Clark records a beautiful morning at their winter camp on the Wood River in present day Illinois. At the 9:00am, the temperature is 4° above 0.

a Butifull morning    Clear Sunshine    the wids ligh from the N W, the Thermometer at 9 oClock Stood at 4° abo 0
Sick, to day

William Clark
Large mound or small hill covered in snow

January 24, 1805

The supply of charcoal at Fort Mandan runs out, and 5 men are employed cutting wood to make more. Clark reports that the interpreters appear to understand each other better.

colder this morning than it has ben for Several days past. in the afternoon five men employed cutting coal wood as our coal was jest Gone.

John Ordway
Small black chunks of charcoal

January 24, 1806

Drouillard and LePage barter with Indians to help them bring in the spoils of their hunt.
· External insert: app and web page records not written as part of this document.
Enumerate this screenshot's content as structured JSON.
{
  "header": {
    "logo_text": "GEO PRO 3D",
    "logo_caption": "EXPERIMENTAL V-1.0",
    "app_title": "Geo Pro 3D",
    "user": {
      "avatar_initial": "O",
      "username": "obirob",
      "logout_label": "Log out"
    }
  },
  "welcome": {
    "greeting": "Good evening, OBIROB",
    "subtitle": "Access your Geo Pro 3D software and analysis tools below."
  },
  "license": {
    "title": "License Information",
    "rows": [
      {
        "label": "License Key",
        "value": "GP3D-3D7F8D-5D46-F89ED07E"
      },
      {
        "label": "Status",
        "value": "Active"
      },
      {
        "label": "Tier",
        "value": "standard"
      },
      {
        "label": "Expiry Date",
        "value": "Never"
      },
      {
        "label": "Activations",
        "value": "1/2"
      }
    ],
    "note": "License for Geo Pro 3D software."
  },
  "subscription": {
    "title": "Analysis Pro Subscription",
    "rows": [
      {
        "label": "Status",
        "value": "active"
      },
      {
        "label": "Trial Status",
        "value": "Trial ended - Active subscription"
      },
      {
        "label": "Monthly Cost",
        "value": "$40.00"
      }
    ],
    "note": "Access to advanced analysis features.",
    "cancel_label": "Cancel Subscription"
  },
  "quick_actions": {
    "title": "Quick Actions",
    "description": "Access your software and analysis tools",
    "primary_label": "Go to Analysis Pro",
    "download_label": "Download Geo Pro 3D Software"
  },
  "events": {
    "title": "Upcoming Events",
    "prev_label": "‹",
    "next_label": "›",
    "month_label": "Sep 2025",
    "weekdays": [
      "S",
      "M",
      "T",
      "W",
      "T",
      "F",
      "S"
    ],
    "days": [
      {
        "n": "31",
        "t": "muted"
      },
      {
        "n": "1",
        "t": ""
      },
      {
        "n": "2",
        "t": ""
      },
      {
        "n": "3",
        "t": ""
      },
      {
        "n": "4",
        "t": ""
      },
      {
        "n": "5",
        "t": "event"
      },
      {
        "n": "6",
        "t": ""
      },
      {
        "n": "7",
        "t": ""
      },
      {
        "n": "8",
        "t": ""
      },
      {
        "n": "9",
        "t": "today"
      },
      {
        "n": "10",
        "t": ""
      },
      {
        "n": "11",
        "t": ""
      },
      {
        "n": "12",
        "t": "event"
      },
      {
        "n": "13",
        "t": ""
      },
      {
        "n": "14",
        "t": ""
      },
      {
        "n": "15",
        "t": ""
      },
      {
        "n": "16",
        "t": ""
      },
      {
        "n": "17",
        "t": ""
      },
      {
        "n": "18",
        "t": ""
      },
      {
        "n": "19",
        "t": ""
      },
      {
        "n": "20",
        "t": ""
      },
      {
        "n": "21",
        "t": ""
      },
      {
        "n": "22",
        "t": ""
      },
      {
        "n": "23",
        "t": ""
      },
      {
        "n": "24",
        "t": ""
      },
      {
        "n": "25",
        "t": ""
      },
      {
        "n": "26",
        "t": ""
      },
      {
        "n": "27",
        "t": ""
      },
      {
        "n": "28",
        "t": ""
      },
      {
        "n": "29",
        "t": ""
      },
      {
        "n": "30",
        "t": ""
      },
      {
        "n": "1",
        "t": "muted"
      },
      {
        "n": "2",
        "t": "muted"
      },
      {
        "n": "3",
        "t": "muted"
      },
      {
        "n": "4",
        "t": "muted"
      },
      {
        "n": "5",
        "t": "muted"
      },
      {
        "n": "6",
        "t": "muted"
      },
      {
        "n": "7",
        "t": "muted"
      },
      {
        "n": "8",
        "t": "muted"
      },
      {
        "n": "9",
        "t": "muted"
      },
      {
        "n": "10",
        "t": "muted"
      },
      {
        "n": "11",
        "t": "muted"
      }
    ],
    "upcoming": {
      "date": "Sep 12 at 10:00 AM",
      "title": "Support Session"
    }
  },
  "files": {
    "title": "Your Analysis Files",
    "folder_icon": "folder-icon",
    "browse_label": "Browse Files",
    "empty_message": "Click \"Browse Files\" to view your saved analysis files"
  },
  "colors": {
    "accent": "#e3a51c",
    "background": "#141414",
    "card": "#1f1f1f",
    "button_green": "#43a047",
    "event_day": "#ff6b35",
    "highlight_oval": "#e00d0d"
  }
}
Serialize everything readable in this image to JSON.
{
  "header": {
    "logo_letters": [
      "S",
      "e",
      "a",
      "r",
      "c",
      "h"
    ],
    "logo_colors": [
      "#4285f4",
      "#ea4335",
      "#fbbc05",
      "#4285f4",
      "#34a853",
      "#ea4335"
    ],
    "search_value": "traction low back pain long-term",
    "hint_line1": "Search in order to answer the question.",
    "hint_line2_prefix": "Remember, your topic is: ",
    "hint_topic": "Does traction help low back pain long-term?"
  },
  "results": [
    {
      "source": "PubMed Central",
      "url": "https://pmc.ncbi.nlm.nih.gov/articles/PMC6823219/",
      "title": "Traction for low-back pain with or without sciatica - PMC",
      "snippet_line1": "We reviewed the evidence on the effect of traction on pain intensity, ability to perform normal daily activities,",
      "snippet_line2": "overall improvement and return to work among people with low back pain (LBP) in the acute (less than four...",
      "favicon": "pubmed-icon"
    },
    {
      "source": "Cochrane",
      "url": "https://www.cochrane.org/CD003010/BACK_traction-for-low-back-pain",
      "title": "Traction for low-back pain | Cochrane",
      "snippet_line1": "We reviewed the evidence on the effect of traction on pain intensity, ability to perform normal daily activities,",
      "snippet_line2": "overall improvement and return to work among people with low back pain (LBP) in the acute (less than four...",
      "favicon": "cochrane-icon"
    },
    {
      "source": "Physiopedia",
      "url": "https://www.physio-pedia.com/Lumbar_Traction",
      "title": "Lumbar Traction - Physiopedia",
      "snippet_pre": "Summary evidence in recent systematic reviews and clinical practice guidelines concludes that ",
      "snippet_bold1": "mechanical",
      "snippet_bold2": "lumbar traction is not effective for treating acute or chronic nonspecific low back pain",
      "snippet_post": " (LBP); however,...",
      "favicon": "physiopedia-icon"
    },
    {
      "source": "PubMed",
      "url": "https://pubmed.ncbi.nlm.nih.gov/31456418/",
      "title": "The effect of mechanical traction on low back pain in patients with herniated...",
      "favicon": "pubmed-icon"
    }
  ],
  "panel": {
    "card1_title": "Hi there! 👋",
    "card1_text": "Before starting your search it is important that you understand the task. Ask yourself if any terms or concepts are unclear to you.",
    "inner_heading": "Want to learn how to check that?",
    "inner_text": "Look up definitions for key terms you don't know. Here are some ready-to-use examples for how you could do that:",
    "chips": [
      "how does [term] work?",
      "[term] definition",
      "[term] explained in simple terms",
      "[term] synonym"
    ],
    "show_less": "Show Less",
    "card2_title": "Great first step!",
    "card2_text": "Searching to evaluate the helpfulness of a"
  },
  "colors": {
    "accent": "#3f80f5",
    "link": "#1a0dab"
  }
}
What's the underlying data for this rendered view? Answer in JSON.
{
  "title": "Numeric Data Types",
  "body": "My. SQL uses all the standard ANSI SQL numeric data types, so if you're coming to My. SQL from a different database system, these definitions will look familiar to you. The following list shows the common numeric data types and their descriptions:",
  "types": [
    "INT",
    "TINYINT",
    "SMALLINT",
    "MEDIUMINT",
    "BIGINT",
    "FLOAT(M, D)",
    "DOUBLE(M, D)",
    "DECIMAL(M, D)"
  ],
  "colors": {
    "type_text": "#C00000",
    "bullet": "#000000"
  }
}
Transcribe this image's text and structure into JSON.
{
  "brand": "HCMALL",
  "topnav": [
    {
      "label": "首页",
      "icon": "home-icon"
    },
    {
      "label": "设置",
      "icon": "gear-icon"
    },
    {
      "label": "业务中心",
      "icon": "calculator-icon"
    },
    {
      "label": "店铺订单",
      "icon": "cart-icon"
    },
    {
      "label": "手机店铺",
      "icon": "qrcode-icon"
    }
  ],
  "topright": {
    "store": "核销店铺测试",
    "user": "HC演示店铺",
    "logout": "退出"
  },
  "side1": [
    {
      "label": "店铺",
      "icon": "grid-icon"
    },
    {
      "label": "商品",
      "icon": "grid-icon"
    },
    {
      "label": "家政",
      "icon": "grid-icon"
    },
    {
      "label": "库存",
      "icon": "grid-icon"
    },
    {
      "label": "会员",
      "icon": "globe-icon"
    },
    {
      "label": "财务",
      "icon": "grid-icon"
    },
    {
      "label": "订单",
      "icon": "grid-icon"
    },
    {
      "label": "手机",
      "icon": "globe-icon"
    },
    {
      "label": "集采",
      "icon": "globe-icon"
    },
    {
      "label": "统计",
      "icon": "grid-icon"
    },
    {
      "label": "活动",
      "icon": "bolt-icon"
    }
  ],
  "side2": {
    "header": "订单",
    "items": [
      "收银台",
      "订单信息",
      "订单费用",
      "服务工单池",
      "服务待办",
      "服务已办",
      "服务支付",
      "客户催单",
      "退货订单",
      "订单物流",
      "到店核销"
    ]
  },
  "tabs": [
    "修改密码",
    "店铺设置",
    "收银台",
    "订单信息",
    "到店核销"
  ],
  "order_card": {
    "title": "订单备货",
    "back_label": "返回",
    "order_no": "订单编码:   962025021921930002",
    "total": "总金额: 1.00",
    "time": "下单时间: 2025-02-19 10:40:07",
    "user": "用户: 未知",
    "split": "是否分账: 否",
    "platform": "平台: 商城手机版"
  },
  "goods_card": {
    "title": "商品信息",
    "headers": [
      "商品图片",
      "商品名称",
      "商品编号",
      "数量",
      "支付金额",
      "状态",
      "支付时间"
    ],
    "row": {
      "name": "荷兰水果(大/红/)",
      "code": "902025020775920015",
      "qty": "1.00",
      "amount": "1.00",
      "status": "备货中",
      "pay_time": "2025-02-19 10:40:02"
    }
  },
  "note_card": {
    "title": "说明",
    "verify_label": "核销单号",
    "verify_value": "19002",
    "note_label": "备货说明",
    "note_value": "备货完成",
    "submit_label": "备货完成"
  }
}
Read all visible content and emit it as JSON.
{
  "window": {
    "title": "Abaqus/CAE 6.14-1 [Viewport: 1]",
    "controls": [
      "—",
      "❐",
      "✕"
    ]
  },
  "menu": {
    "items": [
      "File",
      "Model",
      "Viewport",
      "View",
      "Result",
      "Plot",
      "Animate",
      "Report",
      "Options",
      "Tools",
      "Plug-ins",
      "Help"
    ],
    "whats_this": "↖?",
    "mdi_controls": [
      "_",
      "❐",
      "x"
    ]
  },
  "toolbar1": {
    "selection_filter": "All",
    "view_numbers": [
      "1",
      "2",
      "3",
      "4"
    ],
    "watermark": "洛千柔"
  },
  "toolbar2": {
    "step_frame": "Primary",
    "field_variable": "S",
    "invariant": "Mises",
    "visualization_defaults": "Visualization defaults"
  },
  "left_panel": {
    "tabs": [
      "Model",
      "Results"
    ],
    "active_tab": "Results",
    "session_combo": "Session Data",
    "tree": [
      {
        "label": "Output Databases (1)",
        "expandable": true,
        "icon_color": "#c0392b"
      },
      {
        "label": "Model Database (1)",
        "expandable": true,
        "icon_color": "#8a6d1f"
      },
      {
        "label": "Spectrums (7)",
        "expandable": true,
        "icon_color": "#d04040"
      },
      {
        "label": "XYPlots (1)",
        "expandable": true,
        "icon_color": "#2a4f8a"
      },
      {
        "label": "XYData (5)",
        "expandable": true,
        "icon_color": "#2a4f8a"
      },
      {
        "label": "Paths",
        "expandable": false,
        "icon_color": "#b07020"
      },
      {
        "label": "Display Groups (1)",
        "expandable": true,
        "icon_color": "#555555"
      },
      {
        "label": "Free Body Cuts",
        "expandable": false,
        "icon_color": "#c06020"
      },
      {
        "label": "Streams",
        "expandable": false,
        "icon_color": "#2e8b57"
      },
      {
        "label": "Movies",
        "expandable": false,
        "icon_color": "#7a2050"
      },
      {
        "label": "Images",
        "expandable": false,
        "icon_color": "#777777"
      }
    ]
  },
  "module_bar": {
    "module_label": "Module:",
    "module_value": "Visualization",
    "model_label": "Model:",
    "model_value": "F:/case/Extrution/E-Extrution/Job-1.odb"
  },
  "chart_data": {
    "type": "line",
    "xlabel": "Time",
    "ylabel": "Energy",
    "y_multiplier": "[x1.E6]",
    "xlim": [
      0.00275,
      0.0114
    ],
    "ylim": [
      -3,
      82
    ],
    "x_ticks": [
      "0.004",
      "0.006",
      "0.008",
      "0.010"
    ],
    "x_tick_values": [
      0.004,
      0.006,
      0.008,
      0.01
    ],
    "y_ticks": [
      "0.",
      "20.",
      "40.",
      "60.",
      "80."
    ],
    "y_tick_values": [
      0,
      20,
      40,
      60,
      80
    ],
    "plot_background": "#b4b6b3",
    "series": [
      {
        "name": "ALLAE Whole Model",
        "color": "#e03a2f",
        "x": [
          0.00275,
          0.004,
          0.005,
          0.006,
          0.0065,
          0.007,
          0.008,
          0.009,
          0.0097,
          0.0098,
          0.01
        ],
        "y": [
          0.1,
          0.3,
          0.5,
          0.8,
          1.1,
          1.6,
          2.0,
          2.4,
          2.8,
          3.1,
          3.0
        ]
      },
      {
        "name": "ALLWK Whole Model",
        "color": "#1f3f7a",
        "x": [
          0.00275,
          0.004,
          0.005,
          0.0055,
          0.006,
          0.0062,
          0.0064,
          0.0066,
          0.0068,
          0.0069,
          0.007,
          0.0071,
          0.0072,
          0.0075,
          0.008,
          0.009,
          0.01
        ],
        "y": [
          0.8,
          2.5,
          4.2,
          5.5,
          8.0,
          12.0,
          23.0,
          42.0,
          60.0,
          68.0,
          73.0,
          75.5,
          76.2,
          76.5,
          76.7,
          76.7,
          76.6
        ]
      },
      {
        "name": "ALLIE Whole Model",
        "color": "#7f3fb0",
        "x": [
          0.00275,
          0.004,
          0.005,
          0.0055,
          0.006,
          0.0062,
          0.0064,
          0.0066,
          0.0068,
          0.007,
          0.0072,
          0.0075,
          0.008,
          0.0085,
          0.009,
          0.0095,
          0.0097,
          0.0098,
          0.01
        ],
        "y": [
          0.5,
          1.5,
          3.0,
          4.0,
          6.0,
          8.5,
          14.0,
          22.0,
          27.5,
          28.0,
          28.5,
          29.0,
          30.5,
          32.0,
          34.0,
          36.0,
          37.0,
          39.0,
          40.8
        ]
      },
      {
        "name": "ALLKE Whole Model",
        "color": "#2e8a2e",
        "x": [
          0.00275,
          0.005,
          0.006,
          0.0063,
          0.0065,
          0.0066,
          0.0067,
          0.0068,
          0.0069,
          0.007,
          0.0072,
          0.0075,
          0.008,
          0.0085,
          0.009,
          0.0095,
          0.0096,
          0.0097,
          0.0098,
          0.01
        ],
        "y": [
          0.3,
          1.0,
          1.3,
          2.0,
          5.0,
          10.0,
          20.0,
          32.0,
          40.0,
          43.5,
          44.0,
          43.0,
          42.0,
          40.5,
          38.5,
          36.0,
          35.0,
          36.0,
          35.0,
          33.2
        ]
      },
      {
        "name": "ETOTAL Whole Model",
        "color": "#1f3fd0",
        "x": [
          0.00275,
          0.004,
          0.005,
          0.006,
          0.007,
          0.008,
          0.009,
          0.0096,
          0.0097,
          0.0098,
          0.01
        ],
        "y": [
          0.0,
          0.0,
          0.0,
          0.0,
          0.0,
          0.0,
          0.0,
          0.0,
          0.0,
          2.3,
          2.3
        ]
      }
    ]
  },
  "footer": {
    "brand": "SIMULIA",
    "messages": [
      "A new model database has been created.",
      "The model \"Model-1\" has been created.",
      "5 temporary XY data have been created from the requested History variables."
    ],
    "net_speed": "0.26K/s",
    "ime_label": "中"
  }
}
They are impressed by Lewis's air rifle and are allowed to spend the cold and snowy night inside the fort. (Fort Clatsop near Astoria, Oregon)

the most valuable of their roots is foreign to this neighbourhood
I mean the Wappetoe, or the bulb of the Sagitifolia or common arrow head, which grows in great abundance in the marshey grounds of that beatifull and firtile valley on the Columbia commencing just above the entrance of Quicksand River, and extending downwards for about 70 Miles.
this bulb forms a principal article of traffic between the inhabitants of the valley and those of this neighbourhood or sea coast.

Meriwether Lewis
Round bulbs that appear similar in size and shape to a medium-sized onion